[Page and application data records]

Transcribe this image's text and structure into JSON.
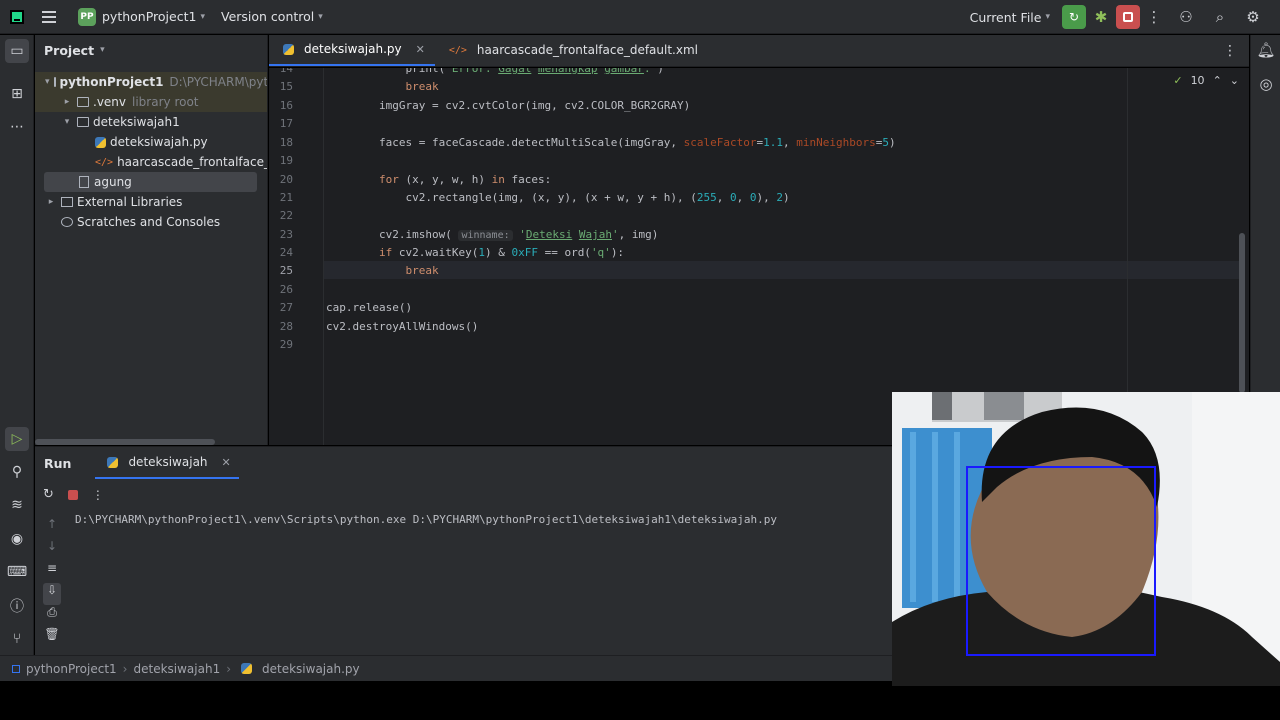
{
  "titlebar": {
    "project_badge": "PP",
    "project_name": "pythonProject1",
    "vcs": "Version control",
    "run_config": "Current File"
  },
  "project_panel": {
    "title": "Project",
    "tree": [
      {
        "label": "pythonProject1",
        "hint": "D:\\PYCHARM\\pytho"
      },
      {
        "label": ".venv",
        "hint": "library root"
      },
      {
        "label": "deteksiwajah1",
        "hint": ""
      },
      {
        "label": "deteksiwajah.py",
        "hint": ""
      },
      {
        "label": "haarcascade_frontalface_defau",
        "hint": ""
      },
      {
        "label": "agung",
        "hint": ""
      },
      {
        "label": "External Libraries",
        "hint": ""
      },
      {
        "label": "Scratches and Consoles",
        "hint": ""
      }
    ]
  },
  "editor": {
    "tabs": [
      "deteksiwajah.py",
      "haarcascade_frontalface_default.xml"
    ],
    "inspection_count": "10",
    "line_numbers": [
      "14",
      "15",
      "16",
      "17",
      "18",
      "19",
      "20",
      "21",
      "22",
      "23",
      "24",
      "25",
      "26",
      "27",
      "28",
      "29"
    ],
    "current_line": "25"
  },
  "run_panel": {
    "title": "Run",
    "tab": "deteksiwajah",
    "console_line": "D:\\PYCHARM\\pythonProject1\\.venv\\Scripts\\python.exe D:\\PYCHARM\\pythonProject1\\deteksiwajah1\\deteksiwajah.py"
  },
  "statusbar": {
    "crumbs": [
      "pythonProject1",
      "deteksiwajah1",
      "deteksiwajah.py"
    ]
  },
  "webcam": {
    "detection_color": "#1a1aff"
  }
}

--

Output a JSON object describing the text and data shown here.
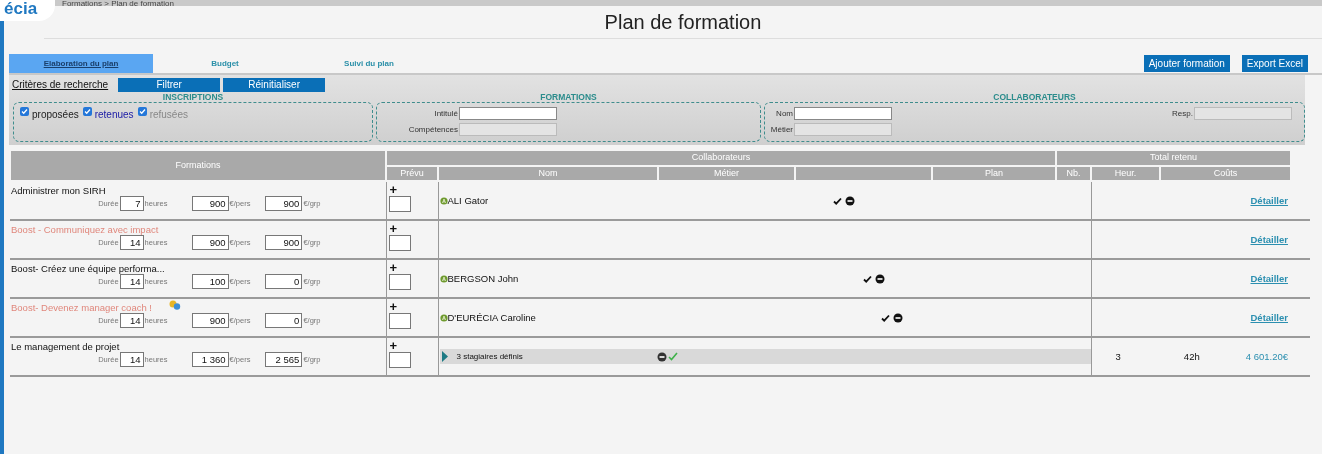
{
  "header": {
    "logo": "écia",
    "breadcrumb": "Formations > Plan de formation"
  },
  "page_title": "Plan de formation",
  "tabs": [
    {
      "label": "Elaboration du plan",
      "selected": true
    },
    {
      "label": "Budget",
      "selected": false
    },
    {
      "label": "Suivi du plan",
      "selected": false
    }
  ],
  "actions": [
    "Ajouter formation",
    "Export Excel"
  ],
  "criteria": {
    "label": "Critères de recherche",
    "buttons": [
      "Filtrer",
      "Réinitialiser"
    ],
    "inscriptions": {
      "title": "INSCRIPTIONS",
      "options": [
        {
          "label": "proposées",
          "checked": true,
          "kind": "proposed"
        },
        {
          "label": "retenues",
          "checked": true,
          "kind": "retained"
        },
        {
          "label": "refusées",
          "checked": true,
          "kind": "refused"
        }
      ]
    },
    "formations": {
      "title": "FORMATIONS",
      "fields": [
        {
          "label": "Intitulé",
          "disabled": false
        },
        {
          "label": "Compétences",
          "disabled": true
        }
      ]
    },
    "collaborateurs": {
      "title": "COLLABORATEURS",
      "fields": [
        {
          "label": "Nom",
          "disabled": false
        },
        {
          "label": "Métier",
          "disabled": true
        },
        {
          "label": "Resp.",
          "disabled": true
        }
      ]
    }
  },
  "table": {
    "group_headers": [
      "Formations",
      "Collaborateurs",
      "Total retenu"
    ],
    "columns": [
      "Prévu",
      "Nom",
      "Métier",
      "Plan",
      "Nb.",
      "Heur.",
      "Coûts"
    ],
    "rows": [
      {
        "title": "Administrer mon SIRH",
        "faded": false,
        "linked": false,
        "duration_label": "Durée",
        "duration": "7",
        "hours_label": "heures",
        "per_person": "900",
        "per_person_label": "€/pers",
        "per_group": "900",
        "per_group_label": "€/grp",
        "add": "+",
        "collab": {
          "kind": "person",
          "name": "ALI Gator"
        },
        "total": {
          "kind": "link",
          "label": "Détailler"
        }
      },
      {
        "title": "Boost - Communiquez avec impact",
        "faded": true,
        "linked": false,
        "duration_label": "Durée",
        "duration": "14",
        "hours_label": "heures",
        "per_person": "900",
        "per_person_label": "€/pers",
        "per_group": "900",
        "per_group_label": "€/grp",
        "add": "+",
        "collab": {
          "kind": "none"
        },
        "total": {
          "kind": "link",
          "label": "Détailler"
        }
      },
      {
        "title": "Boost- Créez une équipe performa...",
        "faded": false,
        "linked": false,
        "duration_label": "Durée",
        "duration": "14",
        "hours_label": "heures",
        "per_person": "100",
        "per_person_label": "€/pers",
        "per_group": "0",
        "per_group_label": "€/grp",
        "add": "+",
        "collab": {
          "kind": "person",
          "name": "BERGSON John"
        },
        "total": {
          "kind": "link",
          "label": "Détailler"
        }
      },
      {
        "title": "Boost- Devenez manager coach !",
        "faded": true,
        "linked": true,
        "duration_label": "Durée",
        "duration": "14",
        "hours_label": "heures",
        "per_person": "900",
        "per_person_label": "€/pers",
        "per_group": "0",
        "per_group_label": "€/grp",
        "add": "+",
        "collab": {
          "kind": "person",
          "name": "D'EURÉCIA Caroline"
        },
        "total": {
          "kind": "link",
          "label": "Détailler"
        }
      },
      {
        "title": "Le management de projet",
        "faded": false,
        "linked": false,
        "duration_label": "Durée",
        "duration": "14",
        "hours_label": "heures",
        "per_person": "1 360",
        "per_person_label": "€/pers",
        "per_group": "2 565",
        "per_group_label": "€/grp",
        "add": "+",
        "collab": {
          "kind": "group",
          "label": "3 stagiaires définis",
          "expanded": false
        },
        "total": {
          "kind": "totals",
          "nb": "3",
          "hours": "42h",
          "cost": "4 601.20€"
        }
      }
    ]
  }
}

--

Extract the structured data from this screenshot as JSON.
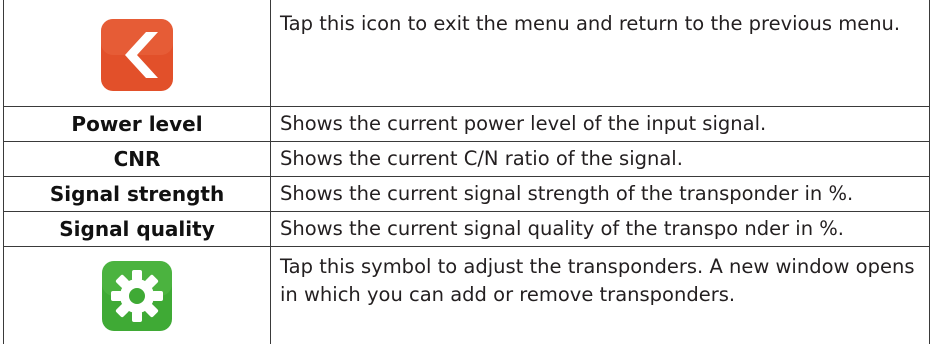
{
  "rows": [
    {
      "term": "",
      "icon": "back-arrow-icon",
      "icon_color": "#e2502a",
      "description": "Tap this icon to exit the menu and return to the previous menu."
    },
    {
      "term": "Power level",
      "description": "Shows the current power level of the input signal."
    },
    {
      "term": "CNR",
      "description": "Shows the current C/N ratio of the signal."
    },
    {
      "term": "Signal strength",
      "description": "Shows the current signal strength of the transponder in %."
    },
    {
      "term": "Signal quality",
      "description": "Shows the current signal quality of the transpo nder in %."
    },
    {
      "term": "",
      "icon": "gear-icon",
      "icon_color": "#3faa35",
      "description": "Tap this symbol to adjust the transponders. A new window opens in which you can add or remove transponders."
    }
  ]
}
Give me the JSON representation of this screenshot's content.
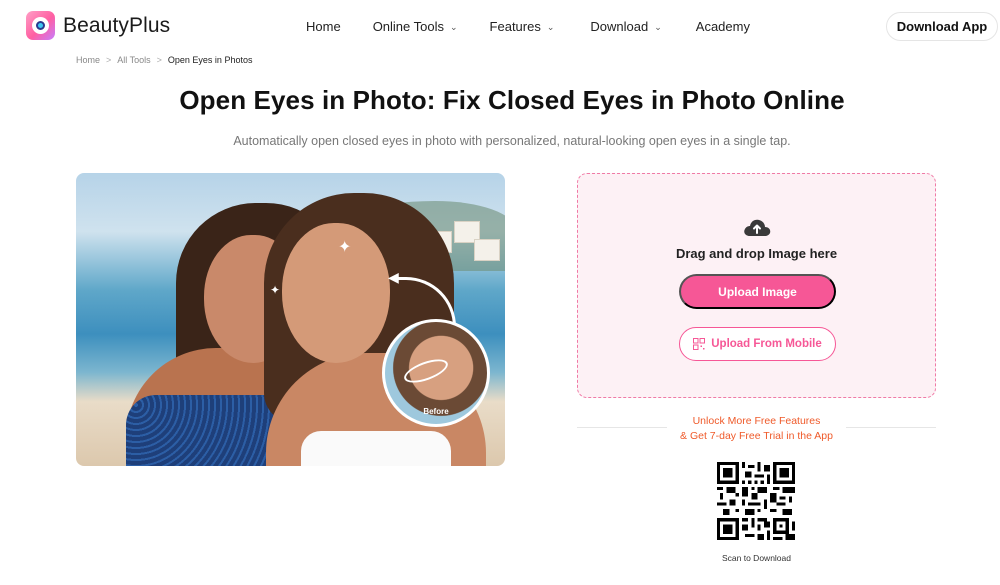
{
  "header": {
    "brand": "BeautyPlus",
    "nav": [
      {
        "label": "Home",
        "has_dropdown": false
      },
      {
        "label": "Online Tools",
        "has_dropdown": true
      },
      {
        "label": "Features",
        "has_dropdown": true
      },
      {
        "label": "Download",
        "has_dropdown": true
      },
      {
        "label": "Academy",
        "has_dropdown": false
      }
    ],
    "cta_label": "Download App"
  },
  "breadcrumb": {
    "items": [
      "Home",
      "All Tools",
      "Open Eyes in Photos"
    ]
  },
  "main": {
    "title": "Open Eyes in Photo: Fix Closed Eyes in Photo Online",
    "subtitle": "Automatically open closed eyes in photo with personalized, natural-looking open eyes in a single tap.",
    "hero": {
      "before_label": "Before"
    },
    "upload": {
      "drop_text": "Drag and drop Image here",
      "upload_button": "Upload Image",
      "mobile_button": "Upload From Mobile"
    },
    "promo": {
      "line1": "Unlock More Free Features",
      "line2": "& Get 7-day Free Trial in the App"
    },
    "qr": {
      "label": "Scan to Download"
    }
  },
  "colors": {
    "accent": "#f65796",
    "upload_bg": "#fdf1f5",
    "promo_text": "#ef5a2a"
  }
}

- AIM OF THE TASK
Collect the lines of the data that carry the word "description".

- OUTPUT FOR THIS EXERCISE
      "description": "Tap this icon to exit the menu and return to the previous menu."
      "description": "Shows the current power level of the input signal."
      "description": "Shows the current C/N ratio of the signal."
      "description": "Shows the current signal strength of the transponder in %."
      "description": "Shows the current signal quality of the transpo nder in %."
      "description": "Tap this symbol to adjust the transponders. A new window opens in which you can add or remove transponders."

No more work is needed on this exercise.